The First Data sale is the biggest to be attempted since rising U.S. mortgage defaults led to the highest borrowing costs for LBOs in four years. The planned sale is being watched by bankers and buyout firms as a gauge for how $320 billion in debt committed for pending buyouts may fare. Banks would have to hold the loans and bonds if they can't be sold to investors.”

Failure of this transaction, or some of the other large ones, WILL knock quite a few points off equity indices as valuations are re-adjusted downwards. Conversely, IF First Data gets done, it will show a significant vote of confidence.

“Demand for LBO debt has evaporated, with more than 50 bonds or loans abandoned or reworked since June. Investors are balking at debt without covenants, or restrictions, that give them greater power over a company's finances.”

Goldman Global Alpha Fund Fell 22 Percent in August (Update1): “Goldman Sachs Group Inc.'s Global Alpha hedge fund fell 22.5 percent in August, its biggest monthly decline, on losses from currency and stock trades, according to an update sent to investors.

The fund, managed by Mark Carhart and Raymond Iwanowski, has dropped by a third in 2007 and 44 percent from its peak in March 2006. Investors notified New York-based Goldman last month that they plan to withdraw $1.6 billion from the fund, or almost a fifth of the assets as of July 31.”

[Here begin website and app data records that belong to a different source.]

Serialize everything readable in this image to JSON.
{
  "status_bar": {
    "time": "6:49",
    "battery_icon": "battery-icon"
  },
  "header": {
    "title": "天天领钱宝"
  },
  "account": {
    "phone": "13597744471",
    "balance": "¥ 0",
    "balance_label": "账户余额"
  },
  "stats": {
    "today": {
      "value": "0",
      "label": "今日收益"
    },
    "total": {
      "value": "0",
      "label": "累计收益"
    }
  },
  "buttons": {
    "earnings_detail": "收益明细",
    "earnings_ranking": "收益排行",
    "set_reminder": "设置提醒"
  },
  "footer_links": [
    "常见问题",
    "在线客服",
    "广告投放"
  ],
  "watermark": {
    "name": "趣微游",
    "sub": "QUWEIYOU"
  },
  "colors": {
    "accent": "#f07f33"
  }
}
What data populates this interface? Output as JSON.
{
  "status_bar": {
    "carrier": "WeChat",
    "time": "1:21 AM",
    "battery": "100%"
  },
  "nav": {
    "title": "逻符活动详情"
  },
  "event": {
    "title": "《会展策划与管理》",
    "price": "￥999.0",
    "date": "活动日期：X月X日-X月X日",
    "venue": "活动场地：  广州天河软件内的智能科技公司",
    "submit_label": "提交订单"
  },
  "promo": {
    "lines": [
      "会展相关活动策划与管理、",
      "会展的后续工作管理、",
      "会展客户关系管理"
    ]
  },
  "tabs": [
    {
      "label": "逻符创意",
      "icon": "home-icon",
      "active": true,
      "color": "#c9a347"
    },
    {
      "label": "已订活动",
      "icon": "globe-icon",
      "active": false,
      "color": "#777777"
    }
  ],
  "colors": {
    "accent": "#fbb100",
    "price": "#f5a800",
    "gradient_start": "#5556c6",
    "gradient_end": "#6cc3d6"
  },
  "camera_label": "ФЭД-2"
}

That is some serious pain both in terms of returns and redemptions. Another month of redemptions and the fund will further have to adjust positions in what could still be a less than ideal market.

“Goldman Alpha's biggest loss in the month stemmed from the managers' decision to sell Japanese yen and buy Australian dollars. The so-called carry trade unraveled when the Australian dollar fell 6 percent against the yen in August. The managers' investment in equities, including stocks in the U.S., Norway and Finland, declined 4.7 percent.”

THAT was a CROWDED TRADE. Everybody and his mamma were in that exact same position. I’m surprised that the super hedgies at Goldman didn’t see this one coming. They are supposed to be the best ever at this game…

U.K. House Prices Decline for First Time Since 2005 (Update1): “U.K. house prices fell for the first time since 2005 in August after five interest-rate increases in the past year discouraged buyers, the Royal Institution of Chartered Surveyors said.”

Just as things look like they can’t get any worse in the US, the UK is showing the first signs of its own real estate bubble topping out.

“Higher borrowing costs are nevertheless increasing the burden on consumers already shouldering a record 1.3 trillion pounds ($2.6 trillion) in debt. A gauge of interest from new buyers dropped the most since August 2004, RICS said.

“Affordability is at its most stretched in over a decade, said RICS's Perry. “Many will worry that rising mortgage repayments will prove a step to far.””

Housing prices have more than tripled in less than ten years. Some of the blame can be attributed to a shortage of housing. However, shortage or not AFFORDABILITY is a must.